Here’s the bottom line: Jesus calls us to commit ourselves to him. He even tells us what that commitment looks like. And he underscores all of that with one fact: “No one who puts a hand to the plow and looks back is fit for service in the kingdom of God.” And now, he asks us one simple question: “Will we follow him?”

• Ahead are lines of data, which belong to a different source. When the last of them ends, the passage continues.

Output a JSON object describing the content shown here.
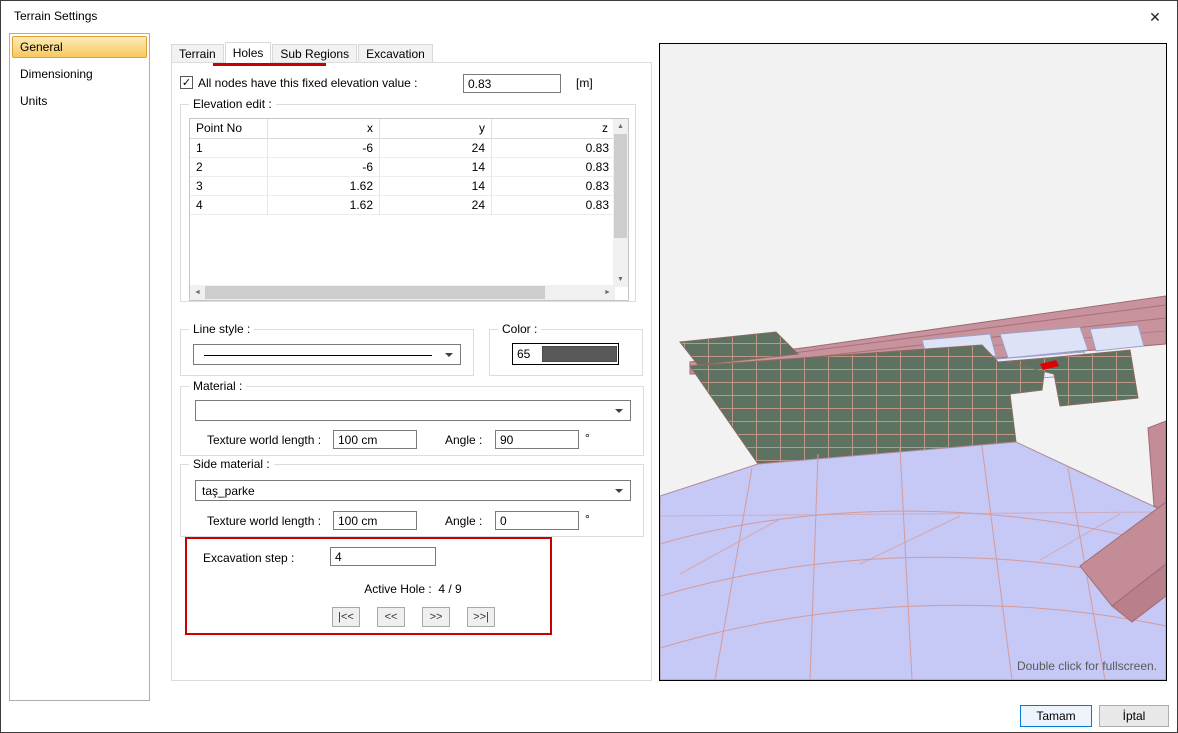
{
  "window": {
    "title": "Terrain Settings"
  },
  "icons": {
    "close": "✕",
    "check": "✓",
    "scroll_up": "▲",
    "scroll_down": "▼",
    "scroll_left": "◄",
    "scroll_right": "►"
  },
  "accent": {
    "red": "#c80000"
  },
  "sidebar": {
    "items": [
      "General",
      "Dimensioning",
      "Units"
    ],
    "selected": "General"
  },
  "tabs": [
    "Terrain",
    "Holes",
    "Sub Regions",
    "Excavation"
  ],
  "active_tab": "Holes",
  "fixed_elevation": {
    "label": "All nodes have this fixed elevation value :",
    "value": "0.83",
    "unit": "[m]",
    "checked": true
  },
  "elevation_edit": {
    "title": "Elevation edit :",
    "columns": [
      "Point No",
      "x",
      "y",
      "z"
    ],
    "rows": [
      [
        "1",
        "-6",
        "24",
        "0.83"
      ],
      [
        "2",
        "-6",
        "14",
        "0.83"
      ],
      [
        "3",
        "1.62",
        "14",
        "0.83"
      ],
      [
        "4",
        "1.62",
        "24",
        "0.83"
      ]
    ]
  },
  "line_style": {
    "title": "Line style :"
  },
  "color": {
    "title": "Color :",
    "value": "65",
    "swatch_color": "#58595b"
  },
  "material": {
    "title": "Material :",
    "selected": "",
    "texture_label": "Texture world length :",
    "texture_value": "100 cm",
    "angle_label": "Angle :",
    "angle_value": "90",
    "angle_unit": "°"
  },
  "side_material": {
    "title": "Side material :",
    "selected": "taş_parke",
    "texture_label": "Texture world length :",
    "texture_value": "100 cm",
    "angle_label": "Angle :",
    "angle_value": "0",
    "angle_unit": "°"
  },
  "excavation_nav": {
    "step_label": "Excavation step :",
    "step_value": "4",
    "active_hole_label": "Active Hole :  4 / 9",
    "first": "|<<",
    "prev": "<<",
    "next": ">>",
    "last": ">>|"
  },
  "preview": {
    "caption": "Double click for fullscreen."
  },
  "footer": {
    "ok": "Tamam",
    "cancel": "İptal"
  }
}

And yet, there is grace and forgiveness and hope. The good news is that once we commit ourselves to Jesus, he commits himself to us. Once we commit ourselves to change and to grow, Jesus changes us into his image. Once we commit ourselves to follow Jesus, Jesus commits himself to walk with us through all of life’s ups and downs and varied priorities. Edison is also known for this great quote. He said: “Our greatest weakness lies in giving up. The most certain way to succeed is always to try just one more time.” As followers of Jesus, we will never follow perfectly, but maybe commitment doesn’t mean being perfect, but instead being committed after every failure, to try just one more time.